All you have done is prove that Robert C. Martin can contradict himself in two separate articles. The book was published in 2012 while http://blog.8thlight.com/uncle-bob/2014/05/01/Design-Damage.html was written in 2014. I can only conclude that Uncle Bob came to his senses and revised his opinion. I prefer to stick with his later opinion.
Apart from that, The primary rule of encapsulation is that ALL the properties and ALL the methods for an entity should be placed in the SAME class, so breaking a class into artificially smaller units just to satisfy a count up to an arbitrary number does not smell right to me.
In the MVC design pattern both data validation and business rules belong in the Model, and not in either the View or the Controller, so to say that they do not belong in the same Model class is patently wrong.
At what point does he contradict himself? There is nothing in that article about class size and certainly doesn’t state anything about “revising his opinion”. He’s still advertising the book on his website so clearly he stands by it.
Are you a troll tony? I have to wonder why you come here and argue against things like academic papers, respected authors like Robert C. Martin and things written by companies like google and microsoft. What is it you’re trying to achieve?
And we’re back to what Scott was trying to tell you about SRP and SoC. A single concern can be fulfilled by multiple classes which collaborate with each other, a single class should have a single responsibility.
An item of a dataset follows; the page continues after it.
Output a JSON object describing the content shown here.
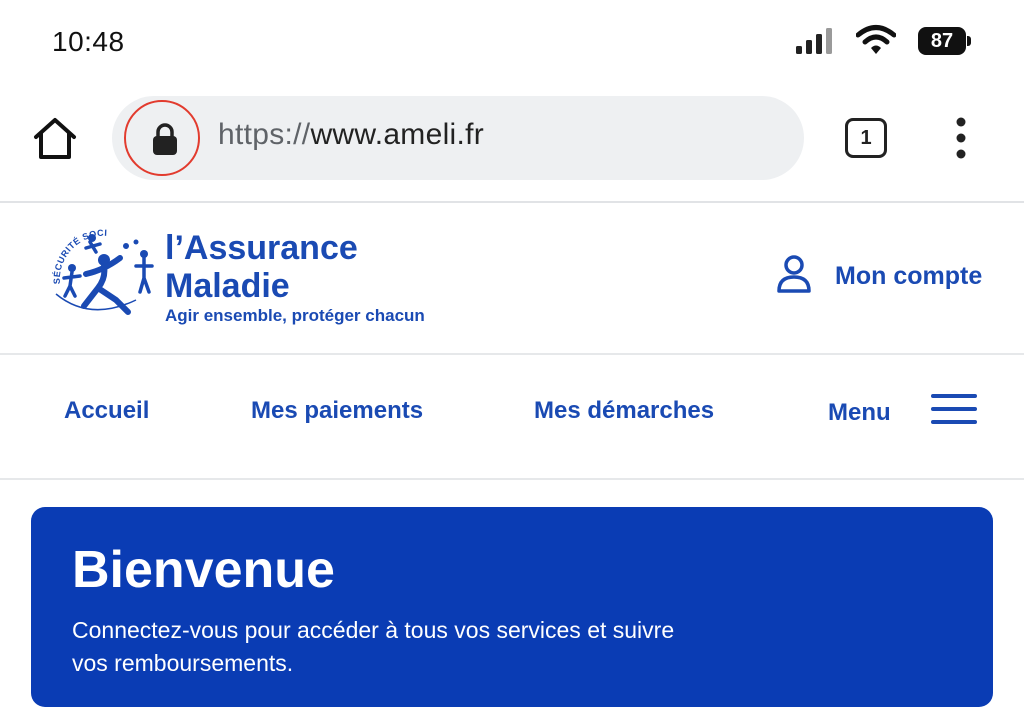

MVC is about Separation of Concerns, not single responsibility.
Where did I say that?! I clearly said you broke encapsulation by separating the data and the methods that work on that data. The data is in the model and the methods that work on the model is in the view: Encapsulation has been broken. I’m suggesting you have a poor separation of concerns.
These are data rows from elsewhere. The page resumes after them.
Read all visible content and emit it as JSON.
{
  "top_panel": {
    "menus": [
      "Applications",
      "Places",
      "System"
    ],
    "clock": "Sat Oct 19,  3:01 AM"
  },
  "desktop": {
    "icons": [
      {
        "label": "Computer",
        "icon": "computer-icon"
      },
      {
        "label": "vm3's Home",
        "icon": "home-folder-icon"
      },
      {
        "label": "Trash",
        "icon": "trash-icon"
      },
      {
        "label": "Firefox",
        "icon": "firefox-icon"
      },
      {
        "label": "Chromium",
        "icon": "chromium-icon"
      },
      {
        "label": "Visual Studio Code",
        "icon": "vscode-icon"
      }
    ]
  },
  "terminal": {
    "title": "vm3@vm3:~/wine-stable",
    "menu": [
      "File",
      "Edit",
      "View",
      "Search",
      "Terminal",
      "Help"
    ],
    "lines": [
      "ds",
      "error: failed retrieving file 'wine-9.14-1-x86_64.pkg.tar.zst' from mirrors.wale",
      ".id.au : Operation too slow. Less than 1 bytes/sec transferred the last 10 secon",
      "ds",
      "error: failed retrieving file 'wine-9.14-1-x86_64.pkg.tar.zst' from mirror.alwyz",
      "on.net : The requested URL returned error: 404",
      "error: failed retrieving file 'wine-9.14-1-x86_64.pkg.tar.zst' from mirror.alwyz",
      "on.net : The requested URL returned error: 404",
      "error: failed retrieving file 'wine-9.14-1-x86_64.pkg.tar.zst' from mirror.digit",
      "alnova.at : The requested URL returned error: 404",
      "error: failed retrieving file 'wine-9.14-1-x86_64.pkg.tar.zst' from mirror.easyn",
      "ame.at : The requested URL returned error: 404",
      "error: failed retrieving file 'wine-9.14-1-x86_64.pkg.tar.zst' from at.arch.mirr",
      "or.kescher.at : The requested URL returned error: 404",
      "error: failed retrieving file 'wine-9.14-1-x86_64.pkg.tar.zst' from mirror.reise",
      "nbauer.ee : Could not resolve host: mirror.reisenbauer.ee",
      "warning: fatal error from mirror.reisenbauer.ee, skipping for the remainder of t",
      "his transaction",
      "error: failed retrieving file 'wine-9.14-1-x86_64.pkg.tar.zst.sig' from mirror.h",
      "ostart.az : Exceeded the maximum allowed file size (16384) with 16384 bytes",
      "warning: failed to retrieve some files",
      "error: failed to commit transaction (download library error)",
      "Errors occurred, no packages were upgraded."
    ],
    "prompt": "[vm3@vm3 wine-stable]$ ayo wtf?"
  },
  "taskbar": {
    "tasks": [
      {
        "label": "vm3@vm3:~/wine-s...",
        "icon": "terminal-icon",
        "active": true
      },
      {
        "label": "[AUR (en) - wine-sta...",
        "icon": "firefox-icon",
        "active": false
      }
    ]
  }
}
Nowhere does that article demonstrate a “change of opinion” You are seeing what you want to see, because he certainly does not demonstrate a “change of opinion”. He says they are different concerns that change at different times and mentions nothing about class size.
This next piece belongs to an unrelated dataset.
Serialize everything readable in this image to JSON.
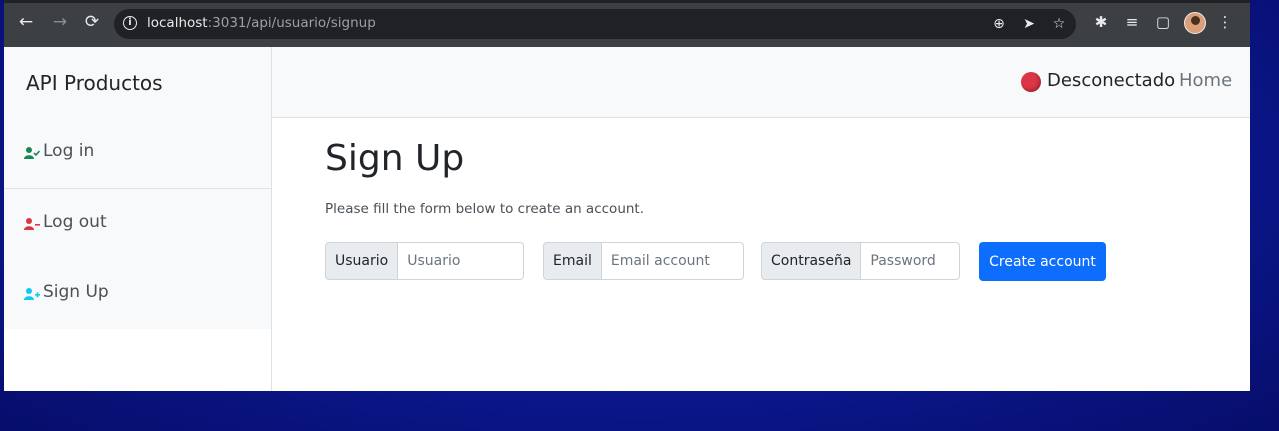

Just because you find articles which offer a different definition than the one found in https://en.wikipedia.org/wiki/Software_framework does not means that those articles are correct. As far as I am concerned they are merely offering different opinions, and I do not agree with those opinions.
There is no reference to size in his 2014 article, so “too big” or “to small” are irrelevant when in comes to splitting a monolithic piece of code into smaller units. His 2014 article specifically states that ALL GUI logic should be in its own component (although I have actually split that into separate Views and Controllers), ALL business logic should be in its own component, and ALL database logic should be in its own component. There is absolutely nothing in that article which states that if any of that logic exceeds a particular method count or line count that the component should be split into smaller sub-components.
I have never seen ANY definition of MVC which states that you need more than three classes to implement it. There may be multiple variations for each of those in an application, but each user transaction should be able to operate with no more than one of each.
Unlike you can point to any authoritative article on MVC which identifies why and how each of those three components needs to be split it smaller sub-components I will continue to treat your argument as utterly bogus.
Having data in the Model and logic in the View which presents that data in a particular format for the user such as HTML PDF or CSV does NOT break encapsulation. The Model class is only responsible for obtaining the data and validating it according to the business rules. It passes that data to a separate Data Access Object when it needs to be stored in the database and to a separate View when it needs to be shown to the user.
You are trying to tell me that if I apply SRP/Soc then I am automatically breaking encapsulation!!! What a totally ridiculous argument!!!
Can you specify what constitutes ‘authoritative’ in your mind? You’ve already shown you will happily cite or dismiss the same sources and authors depending on whether they support your argument or not.
Laravel does exactly that as well, yet you dismiss it as “not a framework.”
Does “basic and default behavior” !== “do anything”? I’m not sure what your objection is. Laravel comes with a set of base classes with “basic and default behavior” that you can extend with your own custom code if you want it to do more.
Errrr, no. Laravel comes with those and controls the flow of execution through them.
Tony thinks separation of concerns and SRP are one and the same. So, because his framework follows MVC, thus obeying SoC, all of it then automatically obeys SRP too.
The contradiction he accuses Bob of making comes from his clear misunderstanding of the two concepts, which differ only in scope basically. SoC’s scope is at a higher framework/ application level. Like…separation of concerns between areas of the framework and application to split them up in logical parts, so they are more modular, reusable and easier to change.
SRP’s scope is at the lower class level. It describes how classes should be formed, so they are also more modular, reusable and easier to change. The goals of both concepts are the same, however, you can’t always say you have successfully complied with SoC and it directly means you have properly done SRP too.
If you see the two concepts like that, then everything Bob has said makes perfect sense and we are back to Tony’s 9000 line class breaking SRP.
“A software component is a unit of composition with contractually specified interfaces and explicit context dependencies only. A software component can be deployed independently and is subject to composition by third parties”
A interfaceS, dependencieS. A component is not a single class. Again, we come back to your misunderstanding of the difference between Separation of Concerns and Single Responsibility Principle.